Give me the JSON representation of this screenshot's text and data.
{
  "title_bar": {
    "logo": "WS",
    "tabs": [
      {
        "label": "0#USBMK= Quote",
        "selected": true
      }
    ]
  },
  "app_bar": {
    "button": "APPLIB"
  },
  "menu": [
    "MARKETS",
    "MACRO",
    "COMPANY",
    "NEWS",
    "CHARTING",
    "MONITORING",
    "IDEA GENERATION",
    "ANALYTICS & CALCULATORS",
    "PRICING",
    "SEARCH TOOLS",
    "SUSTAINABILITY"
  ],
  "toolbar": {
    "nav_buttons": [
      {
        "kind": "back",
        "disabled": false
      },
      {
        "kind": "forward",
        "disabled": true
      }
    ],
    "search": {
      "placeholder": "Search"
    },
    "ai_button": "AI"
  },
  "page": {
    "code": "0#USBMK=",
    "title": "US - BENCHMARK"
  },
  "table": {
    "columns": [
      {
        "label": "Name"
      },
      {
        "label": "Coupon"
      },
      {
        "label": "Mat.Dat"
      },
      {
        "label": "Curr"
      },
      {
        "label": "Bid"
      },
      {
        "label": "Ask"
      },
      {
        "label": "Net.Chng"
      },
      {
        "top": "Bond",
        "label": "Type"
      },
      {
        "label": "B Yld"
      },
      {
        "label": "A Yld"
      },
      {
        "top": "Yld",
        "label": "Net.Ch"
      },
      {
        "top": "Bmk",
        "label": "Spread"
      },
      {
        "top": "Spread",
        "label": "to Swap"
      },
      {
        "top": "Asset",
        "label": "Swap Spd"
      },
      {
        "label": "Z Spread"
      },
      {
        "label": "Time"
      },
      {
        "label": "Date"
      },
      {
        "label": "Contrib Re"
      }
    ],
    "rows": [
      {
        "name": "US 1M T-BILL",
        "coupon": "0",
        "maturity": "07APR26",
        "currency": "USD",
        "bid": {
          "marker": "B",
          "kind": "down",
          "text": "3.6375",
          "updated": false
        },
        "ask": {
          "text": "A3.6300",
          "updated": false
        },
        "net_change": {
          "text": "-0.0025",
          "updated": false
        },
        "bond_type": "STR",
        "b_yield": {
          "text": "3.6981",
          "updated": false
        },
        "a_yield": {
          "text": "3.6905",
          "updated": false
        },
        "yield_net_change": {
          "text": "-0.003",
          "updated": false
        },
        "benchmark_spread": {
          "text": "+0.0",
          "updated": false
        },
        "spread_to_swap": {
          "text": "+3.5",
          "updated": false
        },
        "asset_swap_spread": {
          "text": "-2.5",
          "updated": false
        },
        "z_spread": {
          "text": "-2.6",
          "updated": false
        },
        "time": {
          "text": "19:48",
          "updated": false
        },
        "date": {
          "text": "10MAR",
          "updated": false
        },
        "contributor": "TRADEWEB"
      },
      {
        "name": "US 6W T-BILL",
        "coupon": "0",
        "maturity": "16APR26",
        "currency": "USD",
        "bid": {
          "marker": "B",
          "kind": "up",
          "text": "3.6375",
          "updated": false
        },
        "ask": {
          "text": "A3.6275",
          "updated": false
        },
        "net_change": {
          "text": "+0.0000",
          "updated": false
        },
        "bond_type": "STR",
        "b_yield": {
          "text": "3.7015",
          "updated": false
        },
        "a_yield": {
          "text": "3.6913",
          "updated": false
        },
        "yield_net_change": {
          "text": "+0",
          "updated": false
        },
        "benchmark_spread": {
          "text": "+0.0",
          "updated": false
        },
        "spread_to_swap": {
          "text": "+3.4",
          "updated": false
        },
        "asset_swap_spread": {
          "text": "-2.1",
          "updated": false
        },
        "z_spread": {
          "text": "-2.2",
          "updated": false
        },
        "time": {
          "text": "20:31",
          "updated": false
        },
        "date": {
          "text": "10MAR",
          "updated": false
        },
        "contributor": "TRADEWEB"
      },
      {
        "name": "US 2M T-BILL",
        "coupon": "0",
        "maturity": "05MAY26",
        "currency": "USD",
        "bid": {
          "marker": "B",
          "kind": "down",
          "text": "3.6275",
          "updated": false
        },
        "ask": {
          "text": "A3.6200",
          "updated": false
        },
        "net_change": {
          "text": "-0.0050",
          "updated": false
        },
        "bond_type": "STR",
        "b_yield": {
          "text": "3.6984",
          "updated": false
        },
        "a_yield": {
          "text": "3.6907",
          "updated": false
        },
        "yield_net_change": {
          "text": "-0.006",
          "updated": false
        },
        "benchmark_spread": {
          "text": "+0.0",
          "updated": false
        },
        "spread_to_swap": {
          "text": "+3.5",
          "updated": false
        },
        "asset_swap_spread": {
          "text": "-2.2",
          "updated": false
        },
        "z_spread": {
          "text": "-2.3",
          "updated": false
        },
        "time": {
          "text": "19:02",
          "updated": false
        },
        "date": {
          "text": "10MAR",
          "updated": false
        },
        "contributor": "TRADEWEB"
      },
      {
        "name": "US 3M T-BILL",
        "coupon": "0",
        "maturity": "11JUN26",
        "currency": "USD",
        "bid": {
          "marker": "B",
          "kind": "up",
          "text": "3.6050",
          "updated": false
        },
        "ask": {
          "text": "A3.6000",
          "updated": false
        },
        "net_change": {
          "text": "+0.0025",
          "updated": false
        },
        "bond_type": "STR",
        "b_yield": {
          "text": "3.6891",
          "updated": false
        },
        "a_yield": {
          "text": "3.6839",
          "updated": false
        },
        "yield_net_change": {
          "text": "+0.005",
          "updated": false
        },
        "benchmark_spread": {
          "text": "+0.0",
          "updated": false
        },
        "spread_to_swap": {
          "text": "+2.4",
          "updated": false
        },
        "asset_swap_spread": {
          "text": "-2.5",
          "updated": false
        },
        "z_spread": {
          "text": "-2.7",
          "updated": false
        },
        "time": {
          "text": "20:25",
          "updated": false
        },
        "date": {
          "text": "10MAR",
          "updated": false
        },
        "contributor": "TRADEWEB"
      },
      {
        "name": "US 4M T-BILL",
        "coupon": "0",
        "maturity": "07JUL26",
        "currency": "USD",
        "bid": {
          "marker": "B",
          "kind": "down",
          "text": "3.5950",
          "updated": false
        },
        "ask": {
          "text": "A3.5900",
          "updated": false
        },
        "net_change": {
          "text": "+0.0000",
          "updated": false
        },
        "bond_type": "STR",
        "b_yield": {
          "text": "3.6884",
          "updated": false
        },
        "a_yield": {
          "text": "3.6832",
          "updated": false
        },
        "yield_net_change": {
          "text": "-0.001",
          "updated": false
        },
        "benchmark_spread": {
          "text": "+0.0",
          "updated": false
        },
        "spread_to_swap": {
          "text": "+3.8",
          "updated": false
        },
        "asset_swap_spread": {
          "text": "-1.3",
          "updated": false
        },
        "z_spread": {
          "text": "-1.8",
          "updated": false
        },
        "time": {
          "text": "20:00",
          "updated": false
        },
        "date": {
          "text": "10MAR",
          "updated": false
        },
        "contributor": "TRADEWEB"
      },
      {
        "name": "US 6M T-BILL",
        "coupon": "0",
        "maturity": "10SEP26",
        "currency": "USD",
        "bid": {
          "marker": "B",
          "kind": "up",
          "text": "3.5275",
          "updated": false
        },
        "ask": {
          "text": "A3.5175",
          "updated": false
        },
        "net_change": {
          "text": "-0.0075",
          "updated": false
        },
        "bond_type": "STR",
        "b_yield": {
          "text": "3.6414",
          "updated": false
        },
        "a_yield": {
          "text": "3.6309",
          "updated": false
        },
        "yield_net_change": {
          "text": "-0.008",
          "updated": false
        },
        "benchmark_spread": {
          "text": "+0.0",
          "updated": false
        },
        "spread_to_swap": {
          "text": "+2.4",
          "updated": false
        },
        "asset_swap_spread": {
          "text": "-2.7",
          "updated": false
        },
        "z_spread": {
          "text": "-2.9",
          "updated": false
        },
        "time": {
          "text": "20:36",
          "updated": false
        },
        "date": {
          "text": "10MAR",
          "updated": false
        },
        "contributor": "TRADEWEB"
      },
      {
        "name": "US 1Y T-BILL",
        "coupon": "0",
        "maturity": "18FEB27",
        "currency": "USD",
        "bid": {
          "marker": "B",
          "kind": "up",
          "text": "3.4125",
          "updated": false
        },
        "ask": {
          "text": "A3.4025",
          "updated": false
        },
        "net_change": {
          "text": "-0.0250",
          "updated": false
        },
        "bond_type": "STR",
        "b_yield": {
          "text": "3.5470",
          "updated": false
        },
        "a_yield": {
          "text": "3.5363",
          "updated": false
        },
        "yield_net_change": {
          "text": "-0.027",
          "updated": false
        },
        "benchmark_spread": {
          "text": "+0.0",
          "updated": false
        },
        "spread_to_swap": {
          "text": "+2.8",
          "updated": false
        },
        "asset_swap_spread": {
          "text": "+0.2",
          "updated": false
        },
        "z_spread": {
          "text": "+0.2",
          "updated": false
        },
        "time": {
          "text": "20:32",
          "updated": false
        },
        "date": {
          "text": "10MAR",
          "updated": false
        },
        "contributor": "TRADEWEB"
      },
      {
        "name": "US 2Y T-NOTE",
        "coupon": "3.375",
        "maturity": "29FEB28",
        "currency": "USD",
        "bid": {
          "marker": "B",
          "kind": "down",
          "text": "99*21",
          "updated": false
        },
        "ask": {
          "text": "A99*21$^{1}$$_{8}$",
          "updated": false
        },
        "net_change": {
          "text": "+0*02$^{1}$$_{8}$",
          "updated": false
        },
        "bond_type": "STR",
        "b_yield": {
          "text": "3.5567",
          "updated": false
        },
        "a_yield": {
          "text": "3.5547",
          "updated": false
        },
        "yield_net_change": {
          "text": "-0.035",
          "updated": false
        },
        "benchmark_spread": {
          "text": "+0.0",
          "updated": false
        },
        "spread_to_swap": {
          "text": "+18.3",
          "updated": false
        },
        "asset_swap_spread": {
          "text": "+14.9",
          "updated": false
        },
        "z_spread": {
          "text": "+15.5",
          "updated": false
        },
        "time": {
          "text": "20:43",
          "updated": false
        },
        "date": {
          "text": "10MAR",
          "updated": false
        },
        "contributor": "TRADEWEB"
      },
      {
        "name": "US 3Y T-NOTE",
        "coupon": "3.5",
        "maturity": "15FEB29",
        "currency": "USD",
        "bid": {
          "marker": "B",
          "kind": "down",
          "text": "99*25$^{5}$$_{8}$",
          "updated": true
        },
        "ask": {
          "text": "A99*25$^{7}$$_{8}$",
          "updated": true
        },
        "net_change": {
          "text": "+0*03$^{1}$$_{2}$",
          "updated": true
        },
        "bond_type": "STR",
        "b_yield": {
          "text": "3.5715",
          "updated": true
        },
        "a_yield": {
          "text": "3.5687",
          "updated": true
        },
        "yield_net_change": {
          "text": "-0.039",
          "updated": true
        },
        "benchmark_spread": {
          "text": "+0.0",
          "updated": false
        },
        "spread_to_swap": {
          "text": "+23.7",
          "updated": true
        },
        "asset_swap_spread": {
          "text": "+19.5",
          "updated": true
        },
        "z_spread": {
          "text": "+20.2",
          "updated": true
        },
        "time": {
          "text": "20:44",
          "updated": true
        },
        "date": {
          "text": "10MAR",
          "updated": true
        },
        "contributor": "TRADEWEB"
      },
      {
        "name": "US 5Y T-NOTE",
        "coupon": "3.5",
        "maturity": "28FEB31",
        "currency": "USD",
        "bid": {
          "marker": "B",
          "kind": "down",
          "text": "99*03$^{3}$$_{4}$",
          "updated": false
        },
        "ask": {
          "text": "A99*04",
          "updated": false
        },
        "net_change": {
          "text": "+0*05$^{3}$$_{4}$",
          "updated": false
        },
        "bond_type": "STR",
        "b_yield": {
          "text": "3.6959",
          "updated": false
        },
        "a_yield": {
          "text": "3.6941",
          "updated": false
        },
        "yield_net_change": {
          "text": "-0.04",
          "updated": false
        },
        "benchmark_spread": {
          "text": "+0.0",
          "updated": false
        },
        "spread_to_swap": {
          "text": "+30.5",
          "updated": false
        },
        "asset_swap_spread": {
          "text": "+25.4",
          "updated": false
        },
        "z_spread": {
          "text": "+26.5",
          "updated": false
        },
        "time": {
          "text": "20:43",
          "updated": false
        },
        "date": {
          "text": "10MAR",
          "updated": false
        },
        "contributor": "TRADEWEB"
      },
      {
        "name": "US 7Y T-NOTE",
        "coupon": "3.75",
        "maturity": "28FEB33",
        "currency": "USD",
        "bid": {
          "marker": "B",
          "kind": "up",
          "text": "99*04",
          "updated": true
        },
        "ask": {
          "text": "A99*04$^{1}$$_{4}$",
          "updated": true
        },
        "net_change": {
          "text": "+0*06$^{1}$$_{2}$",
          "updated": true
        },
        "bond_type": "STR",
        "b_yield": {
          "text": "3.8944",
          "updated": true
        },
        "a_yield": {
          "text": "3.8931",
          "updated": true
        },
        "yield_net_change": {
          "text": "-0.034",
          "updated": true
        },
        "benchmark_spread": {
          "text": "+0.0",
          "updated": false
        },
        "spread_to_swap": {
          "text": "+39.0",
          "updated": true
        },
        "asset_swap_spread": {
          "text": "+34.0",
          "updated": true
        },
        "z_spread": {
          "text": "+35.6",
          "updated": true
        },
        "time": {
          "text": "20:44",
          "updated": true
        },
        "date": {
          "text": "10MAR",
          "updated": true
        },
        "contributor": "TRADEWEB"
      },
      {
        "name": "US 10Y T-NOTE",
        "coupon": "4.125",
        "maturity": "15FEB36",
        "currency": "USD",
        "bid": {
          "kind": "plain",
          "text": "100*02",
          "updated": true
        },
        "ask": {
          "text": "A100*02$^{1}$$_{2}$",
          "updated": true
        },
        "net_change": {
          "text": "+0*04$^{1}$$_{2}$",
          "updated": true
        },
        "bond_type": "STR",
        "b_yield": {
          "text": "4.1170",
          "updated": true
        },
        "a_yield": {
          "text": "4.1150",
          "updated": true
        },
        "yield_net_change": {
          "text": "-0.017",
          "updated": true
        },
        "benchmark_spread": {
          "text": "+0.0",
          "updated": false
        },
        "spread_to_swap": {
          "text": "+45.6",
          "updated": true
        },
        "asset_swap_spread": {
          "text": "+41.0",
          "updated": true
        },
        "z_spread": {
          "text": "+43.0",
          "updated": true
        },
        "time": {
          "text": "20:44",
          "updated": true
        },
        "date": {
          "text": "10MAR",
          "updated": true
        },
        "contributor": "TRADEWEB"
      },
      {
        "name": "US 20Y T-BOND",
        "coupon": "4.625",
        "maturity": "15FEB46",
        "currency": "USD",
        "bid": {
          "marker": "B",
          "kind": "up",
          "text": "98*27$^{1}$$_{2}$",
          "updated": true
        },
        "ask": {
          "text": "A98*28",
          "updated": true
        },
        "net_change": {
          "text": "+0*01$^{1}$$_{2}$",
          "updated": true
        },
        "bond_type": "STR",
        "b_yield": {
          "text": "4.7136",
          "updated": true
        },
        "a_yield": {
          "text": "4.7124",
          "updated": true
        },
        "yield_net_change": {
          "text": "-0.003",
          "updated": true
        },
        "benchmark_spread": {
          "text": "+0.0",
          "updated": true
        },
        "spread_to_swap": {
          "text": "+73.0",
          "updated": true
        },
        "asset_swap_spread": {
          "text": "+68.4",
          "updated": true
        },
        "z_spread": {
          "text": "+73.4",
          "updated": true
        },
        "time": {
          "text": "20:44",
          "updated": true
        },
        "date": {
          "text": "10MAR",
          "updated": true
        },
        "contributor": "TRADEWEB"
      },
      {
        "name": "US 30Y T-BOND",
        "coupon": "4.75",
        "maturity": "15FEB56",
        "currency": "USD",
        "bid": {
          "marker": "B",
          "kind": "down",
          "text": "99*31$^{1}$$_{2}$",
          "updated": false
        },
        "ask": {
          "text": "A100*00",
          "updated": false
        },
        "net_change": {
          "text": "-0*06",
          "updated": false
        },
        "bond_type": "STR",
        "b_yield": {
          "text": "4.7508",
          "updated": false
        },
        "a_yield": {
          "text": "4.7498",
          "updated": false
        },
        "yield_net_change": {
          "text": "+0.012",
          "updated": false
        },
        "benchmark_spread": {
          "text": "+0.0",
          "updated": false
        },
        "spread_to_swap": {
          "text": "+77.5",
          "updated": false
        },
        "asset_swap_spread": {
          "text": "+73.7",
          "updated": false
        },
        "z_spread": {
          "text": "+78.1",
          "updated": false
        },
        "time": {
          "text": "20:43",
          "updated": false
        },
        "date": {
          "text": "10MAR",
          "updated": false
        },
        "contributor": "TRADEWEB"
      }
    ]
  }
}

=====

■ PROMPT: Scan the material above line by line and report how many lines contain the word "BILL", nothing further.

■ TASK ANSWER: 7